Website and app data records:
|---|

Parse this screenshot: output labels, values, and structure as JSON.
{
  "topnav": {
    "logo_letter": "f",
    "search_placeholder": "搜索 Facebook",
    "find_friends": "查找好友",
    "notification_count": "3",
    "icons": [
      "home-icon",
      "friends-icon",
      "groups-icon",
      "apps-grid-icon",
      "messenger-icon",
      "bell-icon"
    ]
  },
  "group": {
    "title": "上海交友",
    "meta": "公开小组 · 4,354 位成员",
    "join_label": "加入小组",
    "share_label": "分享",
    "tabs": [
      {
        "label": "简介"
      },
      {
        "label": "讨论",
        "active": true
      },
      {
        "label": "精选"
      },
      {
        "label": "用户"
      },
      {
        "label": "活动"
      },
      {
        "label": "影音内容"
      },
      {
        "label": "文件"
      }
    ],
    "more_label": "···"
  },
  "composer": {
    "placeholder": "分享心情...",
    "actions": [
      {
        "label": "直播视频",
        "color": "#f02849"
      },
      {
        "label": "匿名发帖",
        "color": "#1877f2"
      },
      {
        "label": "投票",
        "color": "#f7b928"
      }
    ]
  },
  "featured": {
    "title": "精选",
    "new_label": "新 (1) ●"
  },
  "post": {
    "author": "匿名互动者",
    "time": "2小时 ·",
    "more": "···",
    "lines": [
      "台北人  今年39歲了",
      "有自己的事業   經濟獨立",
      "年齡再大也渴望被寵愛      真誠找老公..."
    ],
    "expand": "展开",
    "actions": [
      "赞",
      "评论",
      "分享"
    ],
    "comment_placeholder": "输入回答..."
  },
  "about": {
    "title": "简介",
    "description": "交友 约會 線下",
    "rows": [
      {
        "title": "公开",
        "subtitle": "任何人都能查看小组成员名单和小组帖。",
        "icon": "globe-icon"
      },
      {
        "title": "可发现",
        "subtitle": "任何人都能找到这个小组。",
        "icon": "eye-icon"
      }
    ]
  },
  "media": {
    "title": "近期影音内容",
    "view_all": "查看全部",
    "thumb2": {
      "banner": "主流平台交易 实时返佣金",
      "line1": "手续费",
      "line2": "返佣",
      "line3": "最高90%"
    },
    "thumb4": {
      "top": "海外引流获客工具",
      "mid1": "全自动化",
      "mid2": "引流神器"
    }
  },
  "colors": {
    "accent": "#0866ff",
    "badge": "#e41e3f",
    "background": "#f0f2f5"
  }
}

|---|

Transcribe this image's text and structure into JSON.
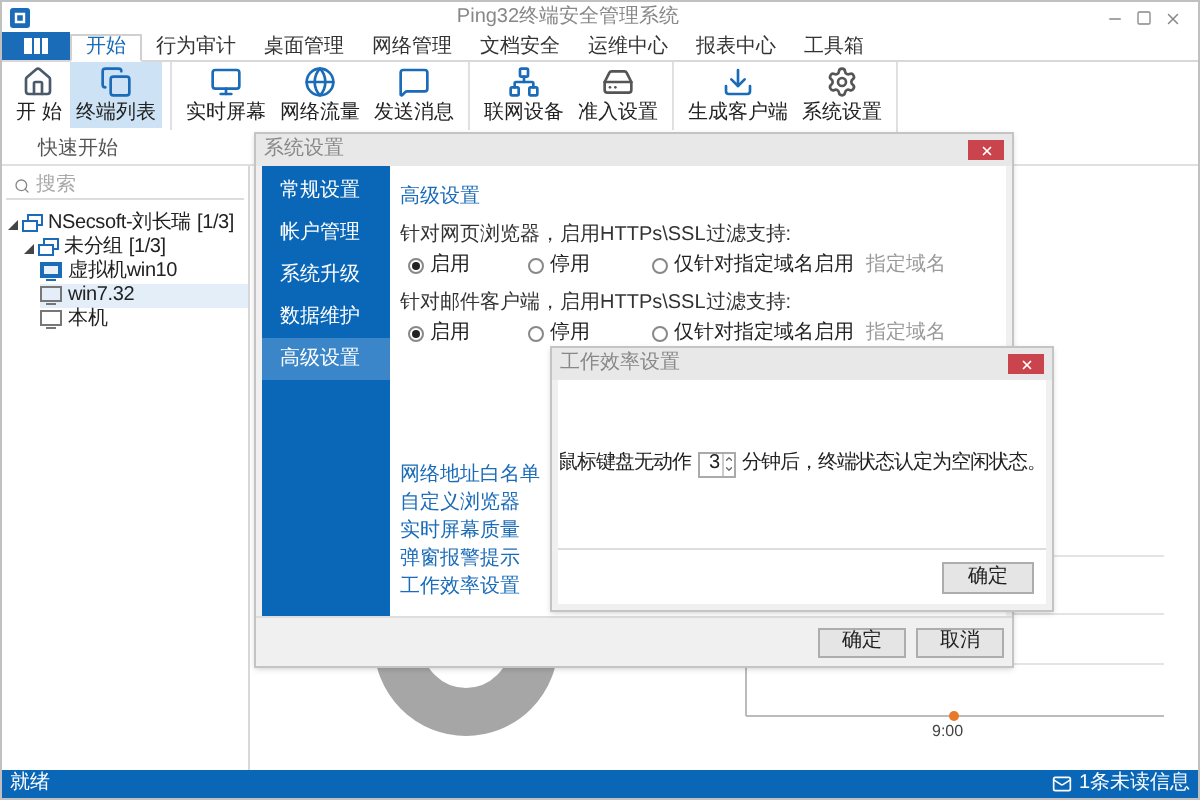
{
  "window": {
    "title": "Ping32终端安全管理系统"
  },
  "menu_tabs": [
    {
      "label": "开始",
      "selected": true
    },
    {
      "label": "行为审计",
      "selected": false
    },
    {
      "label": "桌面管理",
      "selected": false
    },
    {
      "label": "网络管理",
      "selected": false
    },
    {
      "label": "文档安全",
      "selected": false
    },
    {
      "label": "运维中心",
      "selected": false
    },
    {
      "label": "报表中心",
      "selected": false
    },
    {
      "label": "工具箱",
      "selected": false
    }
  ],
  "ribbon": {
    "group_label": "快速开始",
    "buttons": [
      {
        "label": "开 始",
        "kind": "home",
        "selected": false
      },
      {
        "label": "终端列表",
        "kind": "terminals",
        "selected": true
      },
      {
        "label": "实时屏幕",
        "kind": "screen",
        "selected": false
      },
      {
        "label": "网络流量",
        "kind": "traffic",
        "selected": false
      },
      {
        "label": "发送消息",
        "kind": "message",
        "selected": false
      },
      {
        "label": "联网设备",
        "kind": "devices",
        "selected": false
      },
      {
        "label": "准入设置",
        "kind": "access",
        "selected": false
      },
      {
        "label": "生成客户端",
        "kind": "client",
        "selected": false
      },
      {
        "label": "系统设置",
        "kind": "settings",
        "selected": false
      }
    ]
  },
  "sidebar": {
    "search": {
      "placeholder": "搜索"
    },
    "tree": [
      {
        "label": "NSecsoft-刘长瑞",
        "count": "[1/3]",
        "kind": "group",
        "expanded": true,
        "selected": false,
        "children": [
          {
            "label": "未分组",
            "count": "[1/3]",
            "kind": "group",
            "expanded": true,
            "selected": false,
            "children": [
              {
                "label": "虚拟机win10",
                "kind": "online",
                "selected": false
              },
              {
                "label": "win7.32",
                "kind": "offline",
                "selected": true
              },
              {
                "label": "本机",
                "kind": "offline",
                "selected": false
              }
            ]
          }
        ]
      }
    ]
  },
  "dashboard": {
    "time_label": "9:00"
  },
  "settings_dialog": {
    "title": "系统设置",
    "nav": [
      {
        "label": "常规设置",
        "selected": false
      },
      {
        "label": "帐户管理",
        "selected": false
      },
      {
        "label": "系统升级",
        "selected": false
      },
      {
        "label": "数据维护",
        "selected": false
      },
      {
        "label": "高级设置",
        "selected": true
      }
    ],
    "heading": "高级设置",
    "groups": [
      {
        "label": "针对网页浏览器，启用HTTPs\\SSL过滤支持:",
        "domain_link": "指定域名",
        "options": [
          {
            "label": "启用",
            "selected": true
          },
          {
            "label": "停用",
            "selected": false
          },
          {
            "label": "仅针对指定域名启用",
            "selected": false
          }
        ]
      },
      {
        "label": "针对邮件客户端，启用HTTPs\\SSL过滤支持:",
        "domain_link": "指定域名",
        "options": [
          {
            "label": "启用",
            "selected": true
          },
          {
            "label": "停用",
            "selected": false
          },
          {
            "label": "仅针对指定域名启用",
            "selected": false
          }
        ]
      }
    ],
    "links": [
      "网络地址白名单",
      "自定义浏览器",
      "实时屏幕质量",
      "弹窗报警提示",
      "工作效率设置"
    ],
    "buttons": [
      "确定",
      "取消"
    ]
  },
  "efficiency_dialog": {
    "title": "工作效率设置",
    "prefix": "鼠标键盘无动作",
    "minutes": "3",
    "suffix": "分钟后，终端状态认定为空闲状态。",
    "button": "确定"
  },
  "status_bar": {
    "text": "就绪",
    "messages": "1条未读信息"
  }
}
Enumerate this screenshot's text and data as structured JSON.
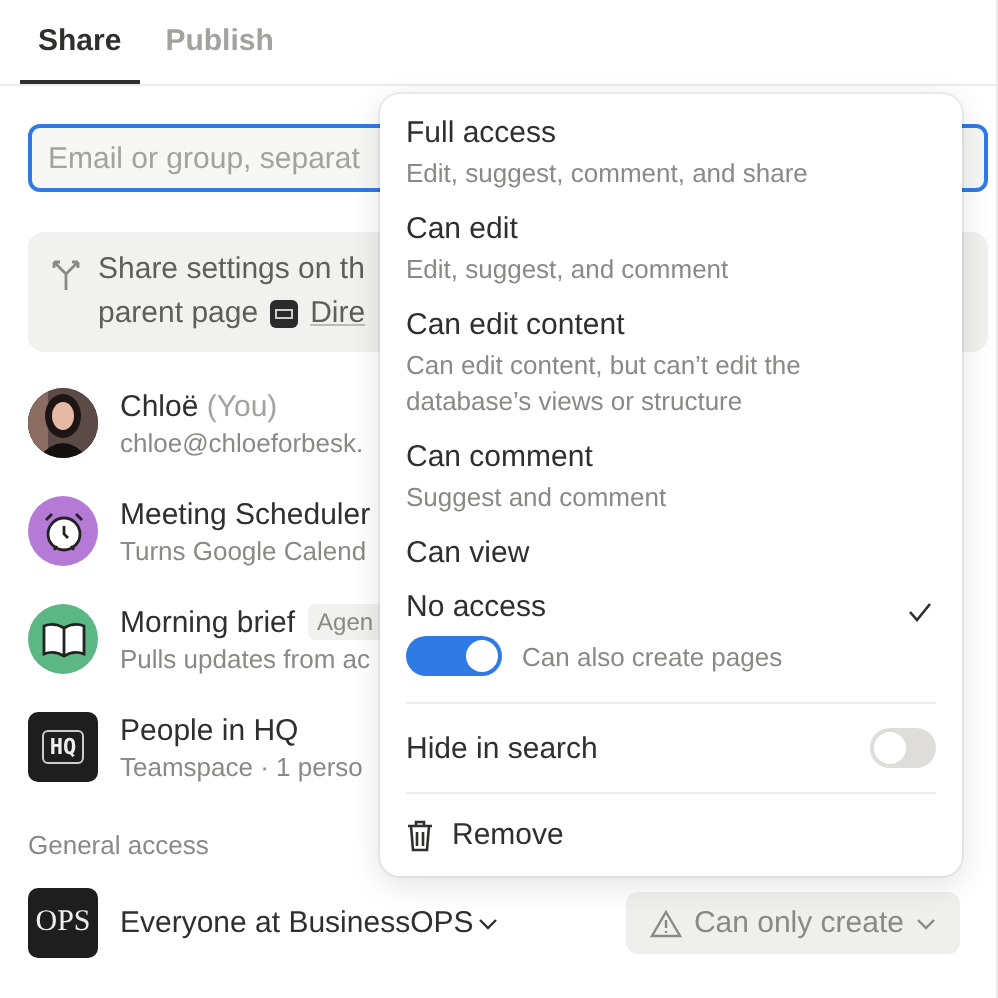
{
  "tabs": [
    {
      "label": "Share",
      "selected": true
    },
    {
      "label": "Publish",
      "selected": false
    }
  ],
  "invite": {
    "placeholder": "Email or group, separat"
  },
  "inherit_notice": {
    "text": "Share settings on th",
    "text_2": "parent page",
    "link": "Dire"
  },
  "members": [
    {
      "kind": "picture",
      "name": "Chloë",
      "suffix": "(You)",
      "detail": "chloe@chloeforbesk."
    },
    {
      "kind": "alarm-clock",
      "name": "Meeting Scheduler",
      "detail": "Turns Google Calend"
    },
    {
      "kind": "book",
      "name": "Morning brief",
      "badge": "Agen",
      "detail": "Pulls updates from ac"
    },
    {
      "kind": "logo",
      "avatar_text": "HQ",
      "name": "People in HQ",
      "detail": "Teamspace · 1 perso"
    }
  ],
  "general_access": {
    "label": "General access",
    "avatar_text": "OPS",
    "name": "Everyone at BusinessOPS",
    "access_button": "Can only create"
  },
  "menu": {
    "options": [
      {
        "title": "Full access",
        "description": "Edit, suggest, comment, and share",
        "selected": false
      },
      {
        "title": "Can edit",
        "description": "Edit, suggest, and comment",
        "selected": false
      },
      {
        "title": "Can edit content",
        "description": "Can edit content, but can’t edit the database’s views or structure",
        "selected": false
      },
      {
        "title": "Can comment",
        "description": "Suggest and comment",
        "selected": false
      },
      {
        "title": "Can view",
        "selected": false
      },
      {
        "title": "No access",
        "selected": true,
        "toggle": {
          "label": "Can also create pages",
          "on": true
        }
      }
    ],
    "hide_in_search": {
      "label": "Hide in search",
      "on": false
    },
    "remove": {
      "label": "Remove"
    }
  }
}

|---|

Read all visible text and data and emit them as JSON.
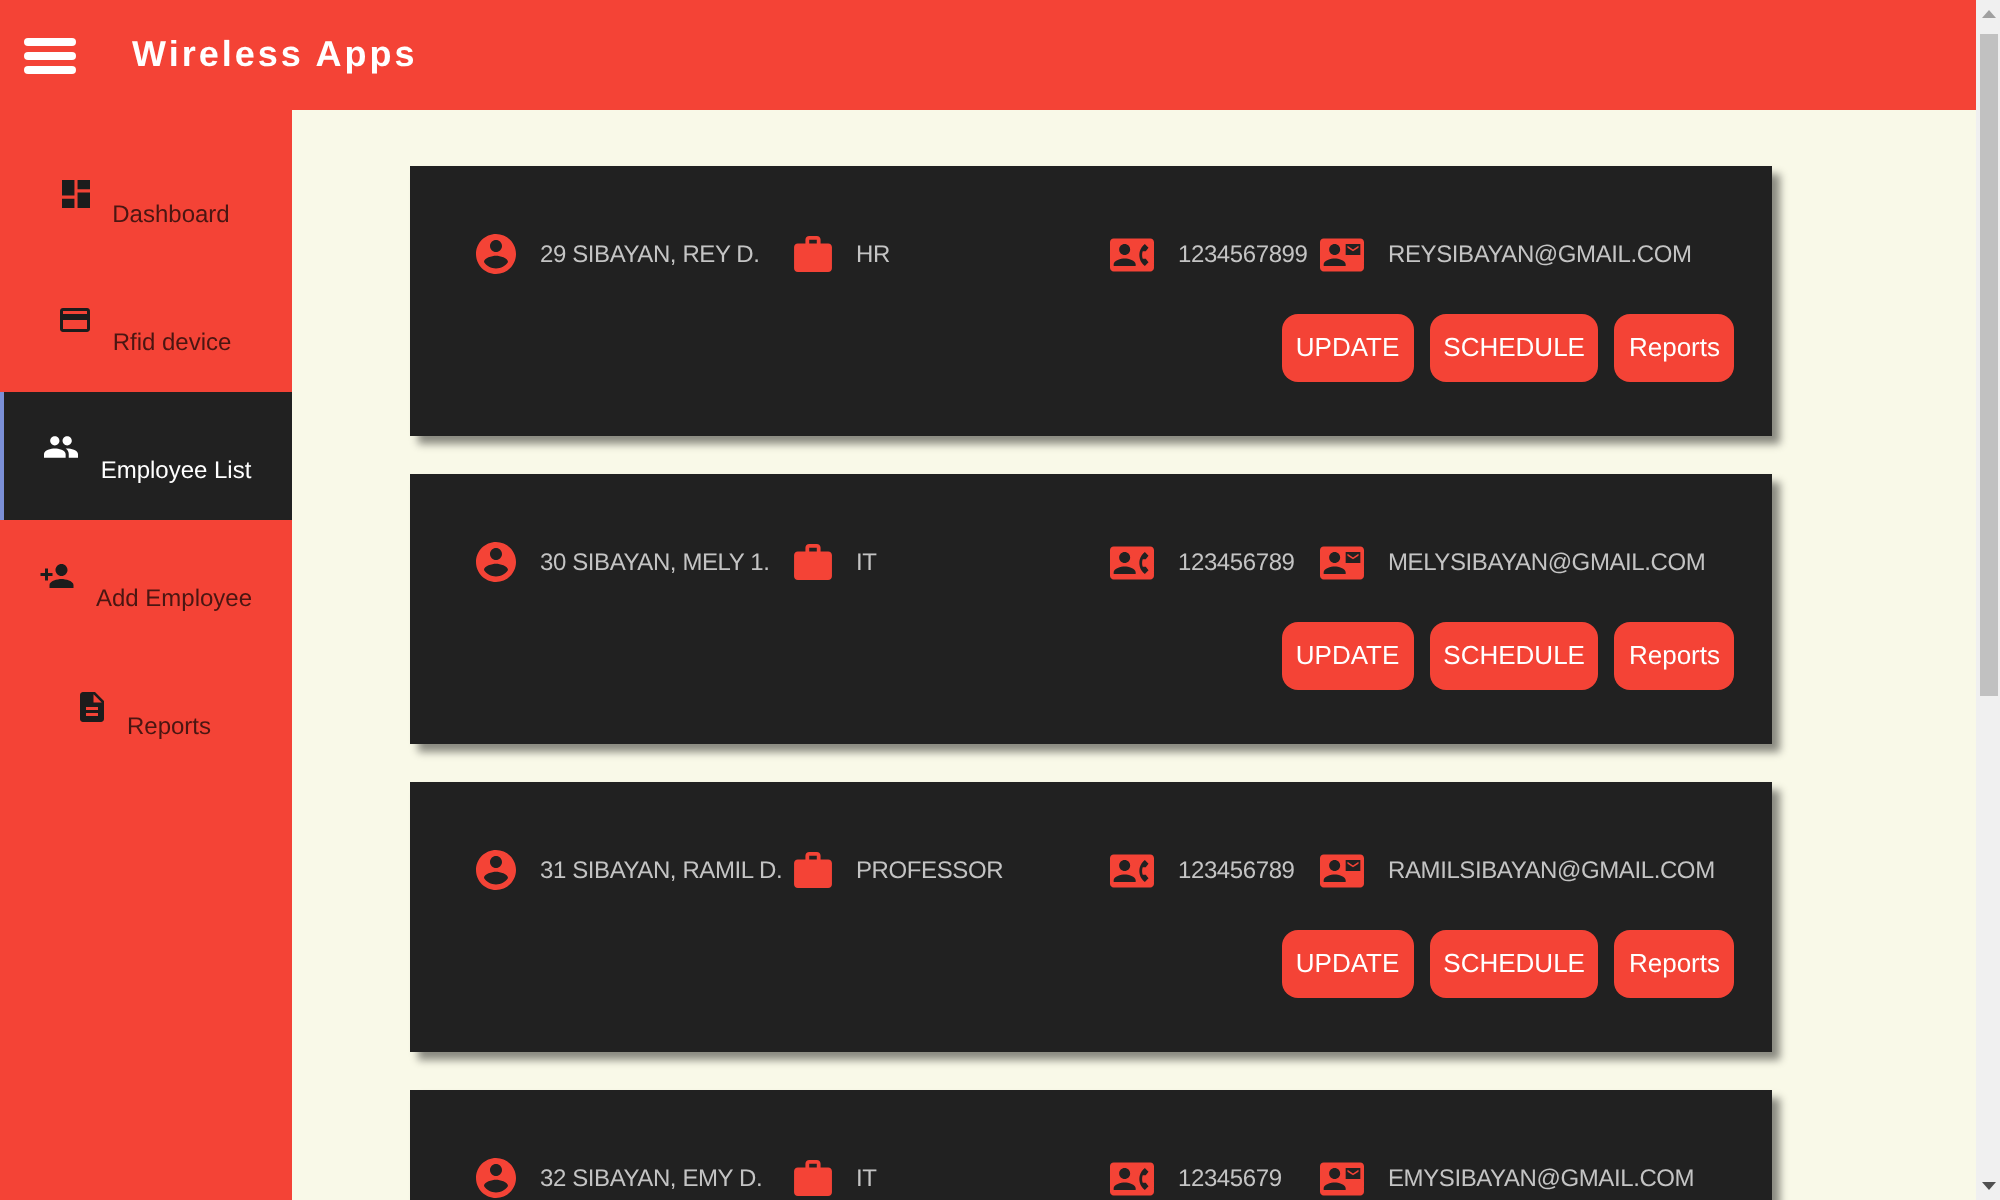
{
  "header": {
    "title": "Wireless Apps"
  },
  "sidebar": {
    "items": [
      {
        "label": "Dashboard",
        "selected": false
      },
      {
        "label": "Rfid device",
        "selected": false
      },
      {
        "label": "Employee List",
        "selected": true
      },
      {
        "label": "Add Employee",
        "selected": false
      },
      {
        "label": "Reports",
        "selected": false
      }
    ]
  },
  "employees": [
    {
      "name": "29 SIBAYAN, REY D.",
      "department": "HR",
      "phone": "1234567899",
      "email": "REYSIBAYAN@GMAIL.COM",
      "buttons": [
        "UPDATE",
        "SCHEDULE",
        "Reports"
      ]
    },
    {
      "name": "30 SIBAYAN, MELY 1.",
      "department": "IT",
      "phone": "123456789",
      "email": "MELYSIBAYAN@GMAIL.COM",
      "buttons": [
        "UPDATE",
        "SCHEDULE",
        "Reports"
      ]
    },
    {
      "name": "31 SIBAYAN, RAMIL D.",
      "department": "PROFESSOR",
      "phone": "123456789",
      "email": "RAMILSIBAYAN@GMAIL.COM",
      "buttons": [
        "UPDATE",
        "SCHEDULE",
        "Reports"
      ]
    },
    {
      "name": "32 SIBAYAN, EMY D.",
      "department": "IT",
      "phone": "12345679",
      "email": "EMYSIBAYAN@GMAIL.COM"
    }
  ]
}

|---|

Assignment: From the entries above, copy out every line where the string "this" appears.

Solution:
Parse this screenshot: output labels, values, and structure as JSON.
Transcribe this image's text and structure into JSON.
Enumerate this screenshot's text and data as structured JSON.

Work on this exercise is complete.